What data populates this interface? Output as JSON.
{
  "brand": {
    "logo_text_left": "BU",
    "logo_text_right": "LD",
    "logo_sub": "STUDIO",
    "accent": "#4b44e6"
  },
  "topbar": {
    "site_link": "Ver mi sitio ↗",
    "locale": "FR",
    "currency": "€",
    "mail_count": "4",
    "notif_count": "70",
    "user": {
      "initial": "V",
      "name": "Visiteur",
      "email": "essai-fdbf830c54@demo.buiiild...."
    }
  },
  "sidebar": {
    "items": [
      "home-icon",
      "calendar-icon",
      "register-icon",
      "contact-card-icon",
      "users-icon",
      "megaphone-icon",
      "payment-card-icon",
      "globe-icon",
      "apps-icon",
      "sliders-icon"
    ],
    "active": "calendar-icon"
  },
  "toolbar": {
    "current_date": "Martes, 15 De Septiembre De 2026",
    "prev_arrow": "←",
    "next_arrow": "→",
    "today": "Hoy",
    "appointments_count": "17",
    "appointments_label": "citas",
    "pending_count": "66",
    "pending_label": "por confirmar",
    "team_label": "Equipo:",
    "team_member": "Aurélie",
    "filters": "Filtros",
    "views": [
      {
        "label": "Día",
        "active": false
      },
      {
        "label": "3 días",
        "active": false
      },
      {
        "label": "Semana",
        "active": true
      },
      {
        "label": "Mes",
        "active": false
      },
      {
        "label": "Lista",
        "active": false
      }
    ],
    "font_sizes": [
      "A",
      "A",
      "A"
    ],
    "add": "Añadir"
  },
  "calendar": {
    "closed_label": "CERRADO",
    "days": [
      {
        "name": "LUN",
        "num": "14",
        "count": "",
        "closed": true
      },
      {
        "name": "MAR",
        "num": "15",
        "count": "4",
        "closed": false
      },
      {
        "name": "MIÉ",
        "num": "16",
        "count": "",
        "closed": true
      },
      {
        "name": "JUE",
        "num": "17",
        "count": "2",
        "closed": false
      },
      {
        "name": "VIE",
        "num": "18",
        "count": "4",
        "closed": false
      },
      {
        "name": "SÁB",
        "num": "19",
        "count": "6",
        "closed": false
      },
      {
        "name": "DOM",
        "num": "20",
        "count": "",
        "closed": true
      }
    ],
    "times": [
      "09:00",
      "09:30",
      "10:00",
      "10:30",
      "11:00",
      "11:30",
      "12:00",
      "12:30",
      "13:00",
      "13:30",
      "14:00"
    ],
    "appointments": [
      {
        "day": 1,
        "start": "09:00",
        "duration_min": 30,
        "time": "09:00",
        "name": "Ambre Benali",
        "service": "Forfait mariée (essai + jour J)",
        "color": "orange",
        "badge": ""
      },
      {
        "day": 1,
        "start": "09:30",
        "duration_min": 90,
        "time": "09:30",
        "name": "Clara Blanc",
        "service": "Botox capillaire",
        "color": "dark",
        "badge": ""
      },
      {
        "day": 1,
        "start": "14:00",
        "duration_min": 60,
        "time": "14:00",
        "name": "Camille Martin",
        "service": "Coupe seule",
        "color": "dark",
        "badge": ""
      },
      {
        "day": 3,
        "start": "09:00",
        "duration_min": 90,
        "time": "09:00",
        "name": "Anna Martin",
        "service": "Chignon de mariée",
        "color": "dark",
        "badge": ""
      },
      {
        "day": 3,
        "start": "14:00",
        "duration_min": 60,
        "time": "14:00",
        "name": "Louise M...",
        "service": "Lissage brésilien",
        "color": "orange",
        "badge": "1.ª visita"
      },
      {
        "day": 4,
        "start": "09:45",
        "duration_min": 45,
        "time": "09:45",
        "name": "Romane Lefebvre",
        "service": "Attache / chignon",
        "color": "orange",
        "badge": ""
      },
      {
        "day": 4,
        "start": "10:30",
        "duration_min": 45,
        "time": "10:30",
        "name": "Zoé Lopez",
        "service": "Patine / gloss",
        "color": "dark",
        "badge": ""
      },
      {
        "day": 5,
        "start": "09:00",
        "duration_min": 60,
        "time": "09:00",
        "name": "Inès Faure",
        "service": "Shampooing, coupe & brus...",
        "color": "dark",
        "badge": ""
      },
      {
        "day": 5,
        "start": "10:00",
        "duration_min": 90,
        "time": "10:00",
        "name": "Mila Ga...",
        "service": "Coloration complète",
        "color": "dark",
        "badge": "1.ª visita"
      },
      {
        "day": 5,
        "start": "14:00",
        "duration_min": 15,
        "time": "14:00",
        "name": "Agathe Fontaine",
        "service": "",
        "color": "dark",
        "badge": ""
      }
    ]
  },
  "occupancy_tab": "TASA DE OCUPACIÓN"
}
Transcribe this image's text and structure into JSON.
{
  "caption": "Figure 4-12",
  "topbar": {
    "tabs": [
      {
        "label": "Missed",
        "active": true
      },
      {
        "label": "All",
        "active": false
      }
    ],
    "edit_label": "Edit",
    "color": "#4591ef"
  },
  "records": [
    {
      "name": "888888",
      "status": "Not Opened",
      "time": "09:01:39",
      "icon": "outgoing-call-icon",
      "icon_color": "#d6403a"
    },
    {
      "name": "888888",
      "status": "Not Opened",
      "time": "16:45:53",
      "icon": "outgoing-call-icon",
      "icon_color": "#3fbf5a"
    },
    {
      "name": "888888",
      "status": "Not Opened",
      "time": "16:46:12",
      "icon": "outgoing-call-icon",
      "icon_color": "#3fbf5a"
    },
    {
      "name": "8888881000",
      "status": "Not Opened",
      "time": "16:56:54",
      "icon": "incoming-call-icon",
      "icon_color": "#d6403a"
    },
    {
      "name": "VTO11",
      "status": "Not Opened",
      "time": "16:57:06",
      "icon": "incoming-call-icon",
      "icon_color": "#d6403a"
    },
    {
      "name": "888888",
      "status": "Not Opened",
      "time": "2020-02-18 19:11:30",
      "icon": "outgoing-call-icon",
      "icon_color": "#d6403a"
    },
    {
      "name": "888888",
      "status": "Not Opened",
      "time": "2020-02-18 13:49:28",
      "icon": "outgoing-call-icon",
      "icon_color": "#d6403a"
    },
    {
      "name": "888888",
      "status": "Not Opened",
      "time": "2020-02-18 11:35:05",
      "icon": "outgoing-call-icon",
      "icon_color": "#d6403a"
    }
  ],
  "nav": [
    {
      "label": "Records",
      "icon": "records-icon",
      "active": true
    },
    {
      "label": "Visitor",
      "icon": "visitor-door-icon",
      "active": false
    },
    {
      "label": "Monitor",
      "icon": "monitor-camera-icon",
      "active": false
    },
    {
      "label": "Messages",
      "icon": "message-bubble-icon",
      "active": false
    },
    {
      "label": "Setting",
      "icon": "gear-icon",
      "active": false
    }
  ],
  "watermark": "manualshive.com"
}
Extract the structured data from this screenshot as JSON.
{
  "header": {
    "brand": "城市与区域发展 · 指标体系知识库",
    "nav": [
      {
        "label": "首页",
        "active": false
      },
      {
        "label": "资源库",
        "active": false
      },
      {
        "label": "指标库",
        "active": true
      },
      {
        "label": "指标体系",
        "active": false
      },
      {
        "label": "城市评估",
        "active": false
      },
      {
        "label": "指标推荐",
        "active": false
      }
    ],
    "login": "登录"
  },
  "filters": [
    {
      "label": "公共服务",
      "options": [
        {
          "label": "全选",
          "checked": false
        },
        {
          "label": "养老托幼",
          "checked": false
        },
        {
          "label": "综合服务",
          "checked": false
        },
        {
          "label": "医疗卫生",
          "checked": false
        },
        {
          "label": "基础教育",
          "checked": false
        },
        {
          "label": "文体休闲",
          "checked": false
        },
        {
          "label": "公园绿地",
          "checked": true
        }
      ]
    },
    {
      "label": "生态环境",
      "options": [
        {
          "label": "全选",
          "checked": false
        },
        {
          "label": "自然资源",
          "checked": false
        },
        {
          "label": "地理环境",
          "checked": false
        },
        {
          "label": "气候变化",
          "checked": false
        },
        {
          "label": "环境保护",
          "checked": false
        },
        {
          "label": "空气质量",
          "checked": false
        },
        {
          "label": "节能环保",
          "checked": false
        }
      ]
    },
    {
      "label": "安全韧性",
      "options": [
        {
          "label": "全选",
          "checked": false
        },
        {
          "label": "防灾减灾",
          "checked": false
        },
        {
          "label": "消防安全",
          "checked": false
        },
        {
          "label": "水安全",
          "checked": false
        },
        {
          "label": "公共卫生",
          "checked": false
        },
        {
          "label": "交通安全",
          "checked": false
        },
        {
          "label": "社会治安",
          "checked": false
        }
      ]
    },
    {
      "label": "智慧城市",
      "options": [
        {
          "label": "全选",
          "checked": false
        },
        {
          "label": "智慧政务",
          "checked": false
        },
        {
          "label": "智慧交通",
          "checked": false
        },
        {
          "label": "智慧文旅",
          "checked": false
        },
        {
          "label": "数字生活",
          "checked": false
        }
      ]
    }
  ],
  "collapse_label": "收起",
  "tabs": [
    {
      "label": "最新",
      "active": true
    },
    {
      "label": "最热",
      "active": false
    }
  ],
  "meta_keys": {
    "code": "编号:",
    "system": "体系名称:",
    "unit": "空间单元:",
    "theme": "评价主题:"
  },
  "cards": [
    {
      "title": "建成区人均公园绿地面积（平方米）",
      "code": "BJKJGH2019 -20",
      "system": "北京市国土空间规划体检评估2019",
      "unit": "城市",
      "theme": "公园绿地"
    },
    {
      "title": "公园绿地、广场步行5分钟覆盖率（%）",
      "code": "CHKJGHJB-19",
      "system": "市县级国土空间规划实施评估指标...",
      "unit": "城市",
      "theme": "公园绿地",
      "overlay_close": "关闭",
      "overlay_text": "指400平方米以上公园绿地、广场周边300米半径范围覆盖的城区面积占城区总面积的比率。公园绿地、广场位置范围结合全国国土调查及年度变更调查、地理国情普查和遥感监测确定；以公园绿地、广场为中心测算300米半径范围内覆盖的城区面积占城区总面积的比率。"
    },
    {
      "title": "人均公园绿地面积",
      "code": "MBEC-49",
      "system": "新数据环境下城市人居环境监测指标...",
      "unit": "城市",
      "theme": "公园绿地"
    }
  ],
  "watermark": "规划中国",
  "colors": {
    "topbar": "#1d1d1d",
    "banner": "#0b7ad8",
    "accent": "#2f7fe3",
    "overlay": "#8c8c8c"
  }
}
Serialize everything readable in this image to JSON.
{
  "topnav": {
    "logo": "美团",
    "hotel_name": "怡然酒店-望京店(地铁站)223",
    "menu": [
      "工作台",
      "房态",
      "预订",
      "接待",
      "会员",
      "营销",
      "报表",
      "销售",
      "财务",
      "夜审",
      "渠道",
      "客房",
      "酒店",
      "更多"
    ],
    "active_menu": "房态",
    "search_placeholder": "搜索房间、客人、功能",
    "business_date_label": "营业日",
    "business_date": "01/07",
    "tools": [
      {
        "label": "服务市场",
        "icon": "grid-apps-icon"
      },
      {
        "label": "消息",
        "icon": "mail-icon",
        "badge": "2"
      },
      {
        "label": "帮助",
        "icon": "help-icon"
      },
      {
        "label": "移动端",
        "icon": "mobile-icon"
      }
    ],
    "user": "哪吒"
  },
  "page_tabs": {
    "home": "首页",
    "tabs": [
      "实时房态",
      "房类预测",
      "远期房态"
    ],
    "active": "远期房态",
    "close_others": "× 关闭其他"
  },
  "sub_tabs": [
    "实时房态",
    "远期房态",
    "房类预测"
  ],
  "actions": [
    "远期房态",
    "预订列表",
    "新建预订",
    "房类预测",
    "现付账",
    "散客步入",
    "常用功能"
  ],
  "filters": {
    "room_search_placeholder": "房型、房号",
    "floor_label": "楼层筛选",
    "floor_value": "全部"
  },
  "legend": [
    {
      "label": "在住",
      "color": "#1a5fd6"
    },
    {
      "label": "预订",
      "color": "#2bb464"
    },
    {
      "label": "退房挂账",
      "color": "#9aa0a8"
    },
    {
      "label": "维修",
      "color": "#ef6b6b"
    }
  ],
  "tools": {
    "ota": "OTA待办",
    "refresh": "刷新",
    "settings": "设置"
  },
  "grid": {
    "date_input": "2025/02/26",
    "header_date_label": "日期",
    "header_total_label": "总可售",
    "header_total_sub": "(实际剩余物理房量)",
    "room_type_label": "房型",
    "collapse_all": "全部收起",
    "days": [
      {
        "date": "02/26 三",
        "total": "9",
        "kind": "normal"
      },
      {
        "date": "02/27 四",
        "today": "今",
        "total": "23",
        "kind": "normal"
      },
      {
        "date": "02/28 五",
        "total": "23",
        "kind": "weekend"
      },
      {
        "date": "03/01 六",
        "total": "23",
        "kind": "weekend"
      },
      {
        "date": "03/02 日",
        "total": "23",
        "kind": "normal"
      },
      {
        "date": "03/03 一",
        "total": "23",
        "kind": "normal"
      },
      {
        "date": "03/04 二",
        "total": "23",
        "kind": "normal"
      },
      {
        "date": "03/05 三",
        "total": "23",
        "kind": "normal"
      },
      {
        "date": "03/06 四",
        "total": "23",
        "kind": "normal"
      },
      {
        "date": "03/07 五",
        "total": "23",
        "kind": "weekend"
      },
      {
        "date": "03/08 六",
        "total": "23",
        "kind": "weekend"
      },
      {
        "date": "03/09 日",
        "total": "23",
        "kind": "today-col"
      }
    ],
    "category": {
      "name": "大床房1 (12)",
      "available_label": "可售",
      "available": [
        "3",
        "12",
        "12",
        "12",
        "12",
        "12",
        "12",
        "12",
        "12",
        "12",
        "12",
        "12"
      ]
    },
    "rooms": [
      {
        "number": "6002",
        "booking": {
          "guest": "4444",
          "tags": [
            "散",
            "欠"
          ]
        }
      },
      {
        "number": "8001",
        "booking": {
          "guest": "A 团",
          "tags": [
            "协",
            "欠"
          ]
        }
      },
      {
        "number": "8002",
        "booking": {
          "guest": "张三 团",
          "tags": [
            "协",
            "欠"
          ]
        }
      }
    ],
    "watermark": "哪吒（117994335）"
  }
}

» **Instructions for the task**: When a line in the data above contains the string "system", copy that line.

» **Response area**:
    "system": "体系名称:",
      "system": "北京市国土空间规划体检评估2019",
      "system": "市县级国土空间规划实施评估指标...",
      "system": "新数据环境下城市人居环境监测指标...",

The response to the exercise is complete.